Hoard of Viking silver coins unearthed in Furness
1 July 2011 Last updated at 08:33
A metal detectorist uncovered a Viking hoard of silver coins and artefacts in the Cumbrian countryside.
The collection, which has been provisionally valued at tens of thousands of pounds, was found in an undisclosed site in Furness.
It is being examined by experts at the British Museum and is expected to be declared as treasure.
Experts at Barrow's Dock Museum hope to acquire the hoard and said it was an exciting find for the area.
It consists of 92 silver coins and artefacts including ingots and a silver bracelet. Among the coins is a pair of Arabic dirhams.
Experts believe it is significant evidence of material culture of the 9th and 10th Century Vikings in the peninsula.
Dock Museum curator Sabine Skae said: "This is a very exciting find for Furness.
"It has national significance because hoards from this period are rare and also nothing has been found in such quantity in this area before.

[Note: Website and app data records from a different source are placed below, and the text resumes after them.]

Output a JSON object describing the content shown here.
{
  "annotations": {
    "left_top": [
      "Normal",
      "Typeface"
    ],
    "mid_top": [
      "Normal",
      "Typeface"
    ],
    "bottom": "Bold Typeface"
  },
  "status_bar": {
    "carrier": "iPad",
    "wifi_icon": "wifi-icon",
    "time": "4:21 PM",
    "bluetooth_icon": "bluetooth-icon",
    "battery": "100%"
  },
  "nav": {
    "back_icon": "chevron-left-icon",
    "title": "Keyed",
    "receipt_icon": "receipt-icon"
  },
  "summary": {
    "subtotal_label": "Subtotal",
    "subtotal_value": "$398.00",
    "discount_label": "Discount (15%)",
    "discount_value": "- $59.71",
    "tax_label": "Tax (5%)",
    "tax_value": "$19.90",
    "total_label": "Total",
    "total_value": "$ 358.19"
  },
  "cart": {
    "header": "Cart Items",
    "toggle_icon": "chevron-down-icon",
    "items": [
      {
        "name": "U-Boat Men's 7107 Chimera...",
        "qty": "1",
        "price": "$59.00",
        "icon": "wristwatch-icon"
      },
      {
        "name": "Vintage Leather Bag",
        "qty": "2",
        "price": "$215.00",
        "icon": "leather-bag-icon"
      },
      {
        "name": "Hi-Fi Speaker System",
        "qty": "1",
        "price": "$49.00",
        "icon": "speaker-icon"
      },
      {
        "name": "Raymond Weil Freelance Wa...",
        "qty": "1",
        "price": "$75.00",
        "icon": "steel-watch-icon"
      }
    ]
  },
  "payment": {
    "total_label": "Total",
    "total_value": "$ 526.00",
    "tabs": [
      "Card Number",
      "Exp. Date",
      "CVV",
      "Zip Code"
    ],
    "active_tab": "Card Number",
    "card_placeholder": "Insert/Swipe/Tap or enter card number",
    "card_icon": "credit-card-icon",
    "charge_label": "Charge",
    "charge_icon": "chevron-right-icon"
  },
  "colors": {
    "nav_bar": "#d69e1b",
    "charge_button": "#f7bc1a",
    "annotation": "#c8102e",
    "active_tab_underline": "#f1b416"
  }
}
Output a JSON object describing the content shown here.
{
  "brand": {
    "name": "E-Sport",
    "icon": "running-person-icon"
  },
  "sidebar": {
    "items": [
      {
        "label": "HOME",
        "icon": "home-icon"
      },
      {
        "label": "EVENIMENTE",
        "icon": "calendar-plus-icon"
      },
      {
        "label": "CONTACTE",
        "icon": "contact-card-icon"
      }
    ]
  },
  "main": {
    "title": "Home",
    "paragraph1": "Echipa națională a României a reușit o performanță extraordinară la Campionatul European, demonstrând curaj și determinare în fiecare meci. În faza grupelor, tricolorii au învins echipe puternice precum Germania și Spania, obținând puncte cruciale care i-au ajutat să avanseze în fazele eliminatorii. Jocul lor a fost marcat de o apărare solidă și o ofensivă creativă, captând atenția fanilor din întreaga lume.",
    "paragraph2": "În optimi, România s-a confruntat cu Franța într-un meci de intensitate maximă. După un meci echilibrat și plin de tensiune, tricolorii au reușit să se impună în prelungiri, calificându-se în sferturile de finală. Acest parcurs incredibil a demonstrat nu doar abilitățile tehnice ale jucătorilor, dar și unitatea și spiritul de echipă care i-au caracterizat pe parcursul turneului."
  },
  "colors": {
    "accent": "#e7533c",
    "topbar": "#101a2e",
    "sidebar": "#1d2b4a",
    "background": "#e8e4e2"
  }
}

"While it is difficult, at this stage, to place a precise value on the find, it is likely to be worth tens of thousands of pounds."
The British Museum academics will give their verdict on the coins to the coroner who is expected to confirm it as treasure.
If it is, it will be valued by an independent committee and the Dock Museum hopes to acquire it.
British Museum Viking expert Dr Gareth Williams said: "On the basis of the information and photographs that I have seen so far, this is a fascinating hoard.
"By the mid-950s, most of England had become integrated into a single kingdom, with a regulated coinage, but this part of the north-west was not integrated into the English kingdom until much later, and the hoard reflects that."
Dorset burial pit Viking had filed teeth
4 July 2011 Last updated at 17:54
Archaeologists have discovered one of the victims of a suspected mass Viking burial pit found in Dorset had grooves filed into his two front teeth.
Experts believe a collection of bones and decapitated heads, unearthed during the creation of the Weymouth Relief Road, belong to young Viking warriors.
During analysis, a pair of front teeth was found to have distinct incisions.
Archaeologists think it may have been designed to frighten opponents or show status as a great fighter.
Oxford Archaeology project manager David Score said: "It's difficult to say how painful the process of filing teeth may have been, but it wouldn't have been a pleasant experience.
"The incisions have been very carefully made and it is most likely that they were filed by a skilled craftsman.
"The purpose behind filed teeth remains unclear but, as we know these men were warriors, it may have been to frighten opponents in battle or to show their status as a great fighter."
The burial pit, found in 2009, contained 51 skulls and 54 bodies.
Many of the executed men suffered multiple wounds inflicted by a sharp blade, including one skeleton with six cut marks to the back of the neck.
Dorset County Council senior archaeologist Steve Wallis said radiocarbondating showed they come from about AD970 to 1025.
Mr Wallis said those dates fell within the period of Viking raids on the Anglo Saxons in the UK, and isotope analysis of teeth found in a severed jaw suggests they were from the Nordic countries.
He said: "It's great that the burial pit on Ridgeway is still surprising us and teaching us more about who these men may have been and what they may have been like.
"It is very rare that this kind of deliberate dental modification is found in European remains, although it is often found in cultures from around the world, so that it was found in an excavation in Dorset is fantastic."